SUDDENLY I FEEL LIKE REJOICING
First, let's start with one basic premise. We're not a "Christian Nation". Period. Never have been, never will be.
And in fact, for those who point to the faith of our founding fathers .. and I don't even like alliteration ... the stronger you claim it to have been, the stronger a case you're making for our not being a "Christian Nation". And from what I understand, some of them were deists, anyway ... people who believed in God only because knowledge ... like of the universe ... sort of mandated a creational being who started this all. That's a long way from knowing God, and in fact I don't suppose that approach would be insulting to a Muslim, come to think of it.
But on the evidential side, how many times is Jesus mentioned in the Constitution or the Bill of Rights? None, last time I counted. And there's not even a reference to God, other than a veiled reference in passing to "our creator", which I don't suppose would offend anybody.
Further, let's say we started an organization. In fact, let's make it a city. We bought up the land, had the streets laid down, put in all the utilities, picked out a name, and then set about doing all the legal junk. Articles of incorporation, etc etc, all the stuff we have to do.
Somewhere down the list after we'd incorporated the water department, arranged for police and fire protection, built us a city hall, and done the 1,001 other things we had to do, we'd set up come city ordinances.
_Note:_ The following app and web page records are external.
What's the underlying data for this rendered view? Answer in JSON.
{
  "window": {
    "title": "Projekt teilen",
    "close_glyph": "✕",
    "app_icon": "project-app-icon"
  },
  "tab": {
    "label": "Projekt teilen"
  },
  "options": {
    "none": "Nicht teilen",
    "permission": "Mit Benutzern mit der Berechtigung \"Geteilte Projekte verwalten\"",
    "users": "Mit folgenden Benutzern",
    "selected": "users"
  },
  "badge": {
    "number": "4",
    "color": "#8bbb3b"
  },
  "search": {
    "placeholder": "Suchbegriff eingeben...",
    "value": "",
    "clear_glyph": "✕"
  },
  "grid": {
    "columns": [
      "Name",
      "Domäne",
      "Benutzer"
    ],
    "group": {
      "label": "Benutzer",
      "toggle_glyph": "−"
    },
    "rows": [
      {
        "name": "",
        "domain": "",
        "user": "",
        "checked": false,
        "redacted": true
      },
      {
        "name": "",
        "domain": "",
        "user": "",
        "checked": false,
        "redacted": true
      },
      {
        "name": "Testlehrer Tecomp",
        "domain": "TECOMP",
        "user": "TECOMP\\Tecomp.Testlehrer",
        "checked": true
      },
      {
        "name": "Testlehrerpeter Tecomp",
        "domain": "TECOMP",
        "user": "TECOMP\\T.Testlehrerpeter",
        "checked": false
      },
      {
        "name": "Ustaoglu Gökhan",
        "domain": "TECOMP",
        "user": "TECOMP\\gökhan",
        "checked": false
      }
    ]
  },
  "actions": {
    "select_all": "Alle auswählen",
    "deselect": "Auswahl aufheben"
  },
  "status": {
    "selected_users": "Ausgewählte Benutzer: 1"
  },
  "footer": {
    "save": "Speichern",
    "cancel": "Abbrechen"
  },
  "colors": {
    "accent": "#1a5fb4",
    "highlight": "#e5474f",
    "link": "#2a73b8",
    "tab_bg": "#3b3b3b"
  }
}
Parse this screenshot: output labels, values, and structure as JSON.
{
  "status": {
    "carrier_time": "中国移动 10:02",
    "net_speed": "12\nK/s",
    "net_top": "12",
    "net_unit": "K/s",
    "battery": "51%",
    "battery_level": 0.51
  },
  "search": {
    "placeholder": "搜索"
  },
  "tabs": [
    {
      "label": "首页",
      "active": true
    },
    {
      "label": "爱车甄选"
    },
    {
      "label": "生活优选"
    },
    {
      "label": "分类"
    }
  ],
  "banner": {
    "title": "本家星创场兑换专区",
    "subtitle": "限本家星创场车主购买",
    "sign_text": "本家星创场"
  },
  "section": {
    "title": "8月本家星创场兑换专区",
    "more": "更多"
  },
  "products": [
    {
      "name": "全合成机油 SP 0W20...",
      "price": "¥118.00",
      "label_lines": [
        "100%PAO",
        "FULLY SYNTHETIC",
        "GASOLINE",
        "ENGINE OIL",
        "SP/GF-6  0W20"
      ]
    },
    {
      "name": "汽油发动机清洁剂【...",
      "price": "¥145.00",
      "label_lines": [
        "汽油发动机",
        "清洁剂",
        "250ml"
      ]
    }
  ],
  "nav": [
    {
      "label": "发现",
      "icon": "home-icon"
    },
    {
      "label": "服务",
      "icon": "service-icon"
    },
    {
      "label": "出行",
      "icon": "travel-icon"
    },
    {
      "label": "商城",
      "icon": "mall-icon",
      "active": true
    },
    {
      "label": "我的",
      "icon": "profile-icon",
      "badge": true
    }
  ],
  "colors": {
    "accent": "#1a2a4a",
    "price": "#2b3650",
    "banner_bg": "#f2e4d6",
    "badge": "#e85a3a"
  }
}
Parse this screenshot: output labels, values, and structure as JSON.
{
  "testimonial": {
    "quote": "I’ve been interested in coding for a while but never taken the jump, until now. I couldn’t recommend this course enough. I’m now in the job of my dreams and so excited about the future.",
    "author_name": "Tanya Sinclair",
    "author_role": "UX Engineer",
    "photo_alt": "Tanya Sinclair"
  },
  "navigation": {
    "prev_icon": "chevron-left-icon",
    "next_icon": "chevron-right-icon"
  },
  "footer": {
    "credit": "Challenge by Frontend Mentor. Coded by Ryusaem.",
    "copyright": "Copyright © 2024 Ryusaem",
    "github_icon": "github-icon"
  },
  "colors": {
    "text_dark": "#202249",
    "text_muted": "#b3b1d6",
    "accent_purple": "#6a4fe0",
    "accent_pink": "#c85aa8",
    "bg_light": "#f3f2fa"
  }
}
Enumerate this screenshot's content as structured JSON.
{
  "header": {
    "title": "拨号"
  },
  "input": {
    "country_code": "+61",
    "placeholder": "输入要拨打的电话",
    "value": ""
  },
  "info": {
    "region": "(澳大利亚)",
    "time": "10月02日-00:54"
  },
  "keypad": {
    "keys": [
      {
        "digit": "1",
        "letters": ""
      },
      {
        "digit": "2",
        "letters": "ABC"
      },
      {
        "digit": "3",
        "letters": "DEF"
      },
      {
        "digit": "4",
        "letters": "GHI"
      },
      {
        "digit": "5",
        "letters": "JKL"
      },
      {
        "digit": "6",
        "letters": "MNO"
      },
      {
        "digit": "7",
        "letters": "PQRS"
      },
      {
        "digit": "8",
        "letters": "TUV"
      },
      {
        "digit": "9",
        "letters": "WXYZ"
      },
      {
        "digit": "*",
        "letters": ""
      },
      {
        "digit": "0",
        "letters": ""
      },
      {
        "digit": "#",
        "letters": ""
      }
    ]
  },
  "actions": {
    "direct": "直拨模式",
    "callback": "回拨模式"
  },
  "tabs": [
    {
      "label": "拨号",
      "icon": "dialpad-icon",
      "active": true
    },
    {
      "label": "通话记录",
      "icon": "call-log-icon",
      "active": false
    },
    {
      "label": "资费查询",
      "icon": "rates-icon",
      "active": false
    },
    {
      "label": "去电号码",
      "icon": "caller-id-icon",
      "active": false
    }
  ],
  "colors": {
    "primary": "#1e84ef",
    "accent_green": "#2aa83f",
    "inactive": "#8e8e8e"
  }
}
Let's say the first ordinance we established was that the city could not, under any circumstances, enact any ordinance or laws which mandated anything about what folks had to believe to live in this new city.
Hands off faith. No touch religion. Stay clear of spiritual stuff.
Would you call that a "Christian City"?
No, and I wouldn't, either.
In fact, if it was known that I was a strong Christian, it would be screamingly obvious that I'd gone out of my way to ensure that this was INTENTIONALLY NOT a "Christian City".
And that is how the USA was set up.
Secondly, the Constitution and Bill of Rights does not define "marriage". It just doesn't. Oh, we sure wish it did, it'd make things a lot easier now, but there's simply no definition there.
Now, it's admittedly hard to imagine that the founding fathers envisioned a time when immorality would be so common, and homosexuality so accepted, that the issue of "same sex marriage" would ever come up, But it has, and the founders didn't put anything into those documents to rule it out.
If the standard is to allow for equal treatment for all citizens, under the Constitution, it's hard to imagine the SCOTUS ruling any way other than they way they did. In retirement, taxes, estate law, all that stuff, the advantage is to the married folks. And I don't think SCOTUS has the luxury of letting our traditions trump the written Constitution, any more than we Christians can let traditions overrule God's Word.
We're just going to have to stand on God's Word in our lives, individually as well as corporately in our churches, and refuse to do what God has bidden us not to do.
Will this be part of a "slippery slope" down which we slide toward more and more violations and/or confrontations with our faith? I'm not a prophet, but I'd be surprised if that didn't happen. And as good citizens, if we love our country, we ought to oppose such things. But reading the Bible, I certainly don't see where society will become better and better if man is just given his desires.
Quite the opposite.
Perhaps it is that the church in the USA "has it too easy". I mean, in a society that's really friendly toward the religious in its midst, it's awfully easy to slip into a routine religion in which church membership becomes less and less meaningful. And since membership in a Baptist Church in Jefferson County, Alabama, means there's a 67.18% chance you will not be in church next Sunday, I'd say that's pretty much where we've gotten.
Want to know where I've personally found people who are rock-solid in their faith, active in their assembly, and glad to tell anybody? How about downtown Brooklyn, New York. Where people come to faith from poverty, crime, drugs and the like. Or maybe Pskov, Russia. Bauska, Latvia, too. Places where the government used to be at war with the church.
They have a faith, there, that I wish we had, here.
If these really are the latter days, then it seems to me that God would be cleaning up the Bride of Christ for the Marriage of the Lamb.
I think that's it.
Perhaps the very thing we dread is the thing most needed by the church, today.
Suddenly I feel like rejoicing.